Mr. McGuire: I just want to say one word to you—just one word.
Ben: Yes sir.
Mr. McGuire: Are you listening?
Ben: Yes I am.
Mr. McGuire: Plastics.
Ben: Exactly how do you mean?
Mr. McGuire: There’s a great future in plastics. Think about it. Will you think about it?
Ben: Yes I will.
While reading Alan Weisman’s fascinating book “The World Without Us,” that scene from The Graduate kept playing in my head. Plastics. It turns out that there is a great, or at the very least, long future for all one billion tons of it as it never really breaks down—pieces just become smaller and smaller and by doing so can be swallowed by organisms at the very bottom of the food chain. Which is bad.
It was frightening to read how quickly plastics have permeated every aspect of our lives (they’ve only been around since the end of World War II), and just how badly we manage what happens to them when we’re done using them. Weisman describes in detail the great wastes of floating plastic that circle the center of each of the world’s oceans.
There was something about growing up in the waning years of the Cold War that left an indelible mark on the collective imagination of my fellow Gen Xers and myself. We are suckers for stories of our own destruction. Maybe it was the sight of the Statue of Liberty sticking out of the sand at the end of Planet of the Apes, or just the constant fear of nuclear destruction, but as kids, I think most of us had spent some time thinking about what would happen to the world once all of us were gone.
That is the chief conceit of Weisman’s book as he looks at all of the things that may benefit from our demise (almost all other species except those that have been domesticated), and all of the things that will simply go to hell without us here to manage them (it turns out that nuclear reactors, refineries, and power plants don’t really run themselves for very long).
As we all learned in science class and/or the Discovery Channel, water is the one unstoppable force on Earth. You can try to dam it, pump it, or redirect it, but whatever you choose to try and force it to do, you’ve created yourself a full time job. Without us around to maintain the infrastructure, it will just be a matter of time before rivers undermine and retake the streets of New York, the delta washes away Houston, and, well we’ve already seen what could happen to New Orleans.
Weisman’s book isn’t all doom and gloom, there are very interesting scientific tidbits scattered throughout that I have not encountered anywhere else. His glimpses of the last remaining piece of the primeval forest that once covered Europe made we want to book a flight to the border of Poland and Belarus.

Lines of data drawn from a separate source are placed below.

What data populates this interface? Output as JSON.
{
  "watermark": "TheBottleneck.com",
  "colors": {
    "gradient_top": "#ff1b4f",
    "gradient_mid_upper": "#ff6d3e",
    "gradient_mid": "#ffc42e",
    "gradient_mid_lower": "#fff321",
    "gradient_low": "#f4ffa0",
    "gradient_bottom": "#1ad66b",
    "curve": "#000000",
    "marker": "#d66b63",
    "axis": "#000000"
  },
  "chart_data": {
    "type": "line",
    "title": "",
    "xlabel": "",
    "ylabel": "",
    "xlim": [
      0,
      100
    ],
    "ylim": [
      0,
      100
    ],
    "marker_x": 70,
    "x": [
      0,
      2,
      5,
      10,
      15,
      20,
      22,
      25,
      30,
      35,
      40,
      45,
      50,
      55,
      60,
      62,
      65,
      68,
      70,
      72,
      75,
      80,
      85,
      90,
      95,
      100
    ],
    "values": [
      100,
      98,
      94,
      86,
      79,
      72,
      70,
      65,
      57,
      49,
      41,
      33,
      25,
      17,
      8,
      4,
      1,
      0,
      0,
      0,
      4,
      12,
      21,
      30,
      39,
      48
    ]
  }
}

The human narrative emerging from the Eastern African Rift Valley really points up how we are all really the same, like it or not. For those that will never wrap their minds around that fact, there is the cold comfort that war is actually beneficial for some species, if only by reducing the number of people degrading the environment. The amazing return of several endangered animals to the Korean peninsula’s DMZ echoes an idea by environmentalists from The Rewilding Institute who are committed to developing naturalized corridors crossing each of the continents where wildlife could live, migrate, and hopefully, thrive.
As for humankind, well … we had better get our house in order. To paraphrase Weisman, we choose not to see the biggest elephant in the planet-sized room, although it’s harder and harder to ignore it. Perhaps the last great hope for us is to reduce current population trends before we experience total environmental collapse. It wouldn’t be the first time the Earth has pushed the reset button—and it won’t be the last—it’s just that we are supposed to be the smart ones.

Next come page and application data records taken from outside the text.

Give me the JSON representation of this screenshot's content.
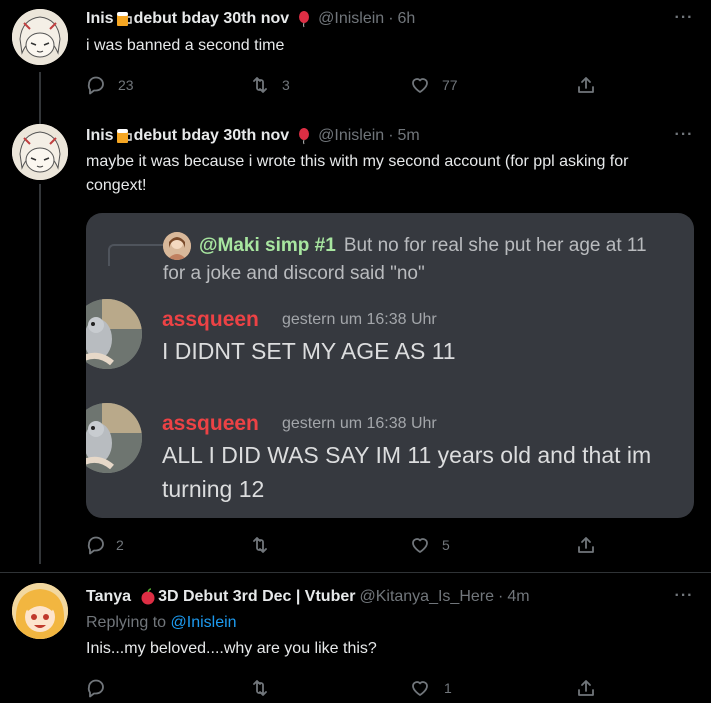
{
  "tweets": [
    {
      "name": "Inis",
      "name_suffix": "debut bday 30th nov",
      "handle": "@Inislein",
      "time": "6h",
      "text": "i was banned a second time",
      "replies": "23",
      "retweets": "3",
      "likes": "77"
    },
    {
      "name": "Inis",
      "name_suffix": "debut bday 30th nov",
      "handle": "@Inislein",
      "time": "5m",
      "text": "maybe it was because i wrote this with my second account (for ppl asking for congext!",
      "replies": "2",
      "retweets": "",
      "likes": "5",
      "embed": {
        "reply_name": "@Maki simp #1",
        "reply_text_line1": "But no for real she put her age at 11",
        "reply_text_line2": "for a joke and discord said \"no\"",
        "messages": [
          {
            "author": "assqueen",
            "timestamp": "gestern um 16:38 Uhr",
            "text": "I DIDNT SET MY AGE AS 11"
          },
          {
            "author": "assqueen",
            "timestamp": "gestern um 16:38 Uhr",
            "text": "ALL I DID WAS SAY IM 11 years old and that im turning 12"
          }
        ]
      }
    },
    {
      "name": "Tanya",
      "name_suffix": "3D Debut 3rd Dec | Vtuber",
      "handle": "@Kitanya_Is_Here",
      "time": "4m",
      "replying_label": "Replying to",
      "replying_to": "@Inislein",
      "text": "Inis...my beloved....why are you like this?",
      "replies": "",
      "retweets": "",
      "likes": "1"
    }
  ],
  "colors": {
    "background": "#000000",
    "text": "#e7e9ea",
    "muted": "#71767b",
    "link": "#1d9bf0",
    "discord_bg": "#36393f",
    "discord_name": "#ed4245",
    "discord_reply_name": "#a8e6a0"
  },
  "icons": [
    "reply-icon",
    "retweet-icon",
    "like-icon",
    "share-icon",
    "more-icon",
    "beer-icon",
    "balloon-icon",
    "apple-icon"
  ]
}
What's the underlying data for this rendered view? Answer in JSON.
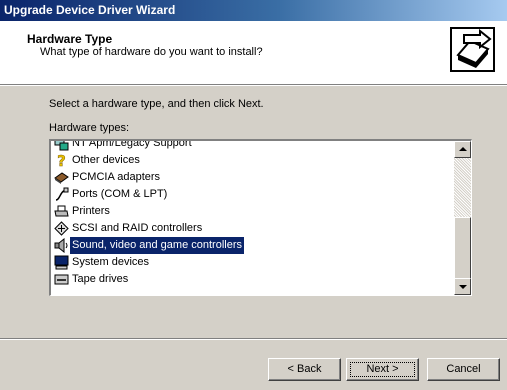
{
  "window": {
    "title": "Upgrade Device Driver Wizard"
  },
  "header": {
    "title": "Hardware Type",
    "subtitle": "What type of hardware do you want to install?"
  },
  "body": {
    "instruction": "Select a hardware type, and then click Next.",
    "list_label": "Hardware types:"
  },
  "hardware_types": [
    {
      "label": "NT Apm/Legacy Support",
      "icon": "computer-board-icon"
    },
    {
      "label": "Other devices",
      "icon": "question-mark-icon"
    },
    {
      "label": "PCMCIA adapters",
      "icon": "pcmcia-card-icon"
    },
    {
      "label": "Ports (COM & LPT)",
      "icon": "port-cable-icon"
    },
    {
      "label": "Printers",
      "icon": "printer-icon"
    },
    {
      "label": "SCSI and RAID controllers",
      "icon": "scsi-icon"
    },
    {
      "label": "Sound, video and game controllers",
      "icon": "speaker-icon",
      "selected": true
    },
    {
      "label": "System devices",
      "icon": "monitor-icon"
    },
    {
      "label": "Tape drives",
      "icon": "tape-drive-icon"
    }
  ],
  "buttons": {
    "back": "< Back",
    "next": "Next >",
    "cancel": "Cancel"
  }
}
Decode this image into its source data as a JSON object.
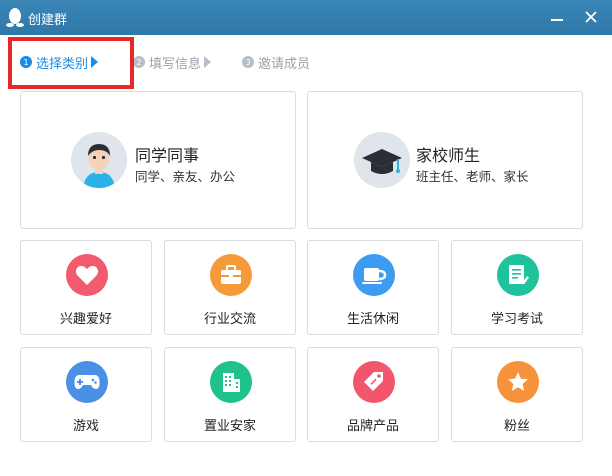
{
  "window": {
    "title": "创建群"
  },
  "steps": [
    {
      "num": "1",
      "label": "选择类别"
    },
    {
      "num": "2",
      "label": "填写信息"
    },
    {
      "num": "3",
      "label": "邀请成员"
    }
  ],
  "categories_main": [
    {
      "name": "同学同事",
      "desc": "同学、亲友、办公",
      "icon": "student-avatar-icon"
    },
    {
      "name": "家校师生",
      "desc": "班主任、老师、家长",
      "icon": "graduation-cap-icon"
    }
  ],
  "categories": [
    {
      "name": "兴趣爱好",
      "icon": "heart-icon",
      "color": "#f25a6e"
    },
    {
      "name": "行业交流",
      "icon": "briefcase-icon",
      "color": "#f59a3b"
    },
    {
      "name": "生活休闲",
      "icon": "coffee-cup-icon",
      "color": "#3d9bf0"
    },
    {
      "name": "学习考试",
      "icon": "document-pencil-icon",
      "color": "#1fc29a"
    },
    {
      "name": "游戏",
      "icon": "gamepad-icon",
      "color": "#4a90e6"
    },
    {
      "name": "置业安家",
      "icon": "building-icon",
      "color": "#20c28c"
    },
    {
      "name": "品牌产品",
      "icon": "tag-icon",
      "color": "#f2566c"
    },
    {
      "name": "粉丝",
      "icon": "star-icon",
      "color": "#f5923a"
    }
  ]
}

Every four days, the population of our small planet rises by one million people. If things continue at the current rate of projection, we should reach a mind-blowing total of nine billion people by the middle of this century. According to Dr. Sergei Scherbov from the Vienna Institute of Demography/Austrian Academy of Sciences and the World Population Program, if families were limited to having only one child, we would be back down to 19th century levels by 2100.

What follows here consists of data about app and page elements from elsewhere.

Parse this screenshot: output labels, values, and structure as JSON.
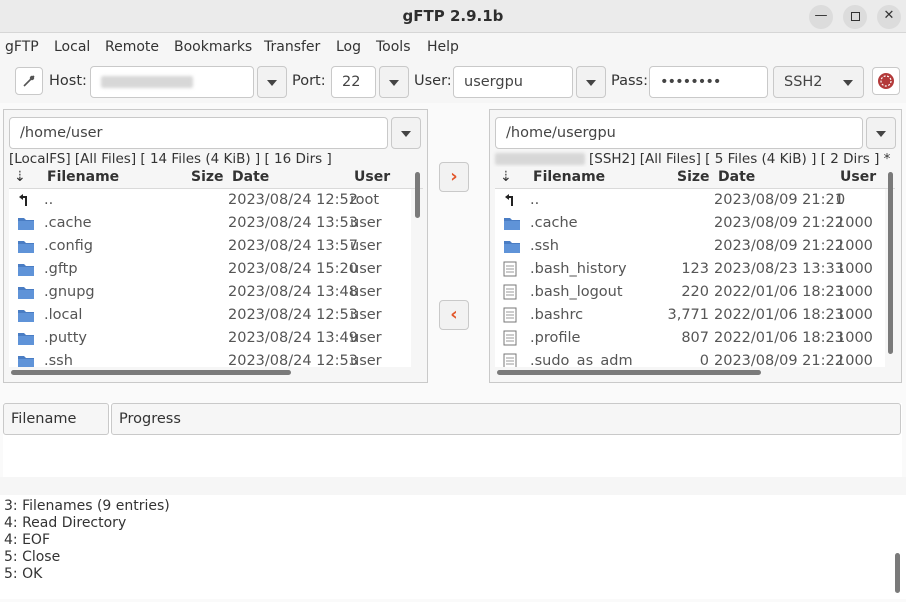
{
  "window": {
    "title": "gFTP 2.9.1b"
  },
  "menubar": {
    "items": [
      "gFTP",
      "Local",
      "Remote",
      "Bookmarks",
      "Transfer",
      "Log",
      "Tools",
      "Help"
    ]
  },
  "toolbar": {
    "host_label": "Host:",
    "port_label": "Port:",
    "port_value": "22",
    "user_label": "User:",
    "user_value": "usergpu",
    "pass_label": "Pass:",
    "pass_value": "••••••••",
    "protocol": "SSH2"
  },
  "local": {
    "path": "/home/user",
    "status": "[LocalFS] [All Files] [ 14 Files (4 KiB) ]  [ 16 Dirs ]",
    "columns": {
      "filename": "Filename",
      "size": "Size",
      "date": "Date",
      "user": "User"
    },
    "rows": [
      {
        "icon": "parent",
        "name": "..",
        "size": "",
        "date": "2023/08/24 12:52",
        "user": "root"
      },
      {
        "icon": "folder",
        "name": ".cache",
        "size": "",
        "date": "2023/08/24 13:53",
        "user": "user"
      },
      {
        "icon": "folder",
        "name": ".config",
        "size": "",
        "date": "2023/08/24 13:57",
        "user": "user"
      },
      {
        "icon": "folder",
        "name": ".gftp",
        "size": "",
        "date": "2023/08/24 15:20",
        "user": "user"
      },
      {
        "icon": "folder",
        "name": ".gnupg",
        "size": "",
        "date": "2023/08/24 13:48",
        "user": "user"
      },
      {
        "icon": "folder",
        "name": ".local",
        "size": "",
        "date": "2023/08/24 12:53",
        "user": "user"
      },
      {
        "icon": "folder",
        "name": ".putty",
        "size": "",
        "date": "2023/08/24 13:49",
        "user": "user"
      },
      {
        "icon": "folder",
        "name": ".ssh",
        "size": "",
        "date": "2023/08/24 12:53",
        "user": "user"
      }
    ]
  },
  "remote": {
    "path": "/home/usergpu",
    "status": "[SSH2] [All Files] [ 5 Files (4 KiB) ]  [ 2 Dirs ] *",
    "columns": {
      "filename": "Filename",
      "size": "Size",
      "date": "Date",
      "user": "User"
    },
    "rows": [
      {
        "icon": "parent",
        "name": "..",
        "size": "",
        "date": "2023/08/09 21:21",
        "user": "0"
      },
      {
        "icon": "folder",
        "name": ".cache",
        "size": "",
        "date": "2023/08/09 21:22",
        "user": "1000"
      },
      {
        "icon": "folder",
        "name": ".ssh",
        "size": "",
        "date": "2023/08/09 21:22",
        "user": "1000"
      },
      {
        "icon": "file",
        "name": ".bash_history",
        "size": "123",
        "date": "2023/08/23 13:33",
        "user": "1000"
      },
      {
        "icon": "file",
        "name": ".bash_logout",
        "size": "220",
        "date": "2022/01/06 18:23",
        "user": "1000"
      },
      {
        "icon": "file",
        "name": ".bashrc",
        "size": "3,771",
        "date": "2022/01/06 18:23",
        "user": "1000"
      },
      {
        "icon": "file",
        "name": ".profile",
        "size": "807",
        "date": "2022/01/06 18:23",
        "user": "1000"
      },
      {
        "icon": "file",
        "name": ".sudo_as_adm",
        "size": "0",
        "date": "2023/08/09 21:22",
        "user": "1000"
      }
    ]
  },
  "transfers": {
    "col_filename": "Filename",
    "col_progress": "Progress"
  },
  "log": {
    "lines": [
      "3: Filenames (9 entries)",
      "4: Read Directory",
      "4: EOF",
      "5: Close",
      "5: OK"
    ]
  },
  "colors": {
    "accent": "#e2562a",
    "folder": "#4a7dc4"
  }
}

Seriously, when I see those people on the news who have 16 kids and are just as happy as clams that God has blessed them with yet another, I want to fly out to Buttmunch, Arkansas and punch them in the fucking head. But I digress …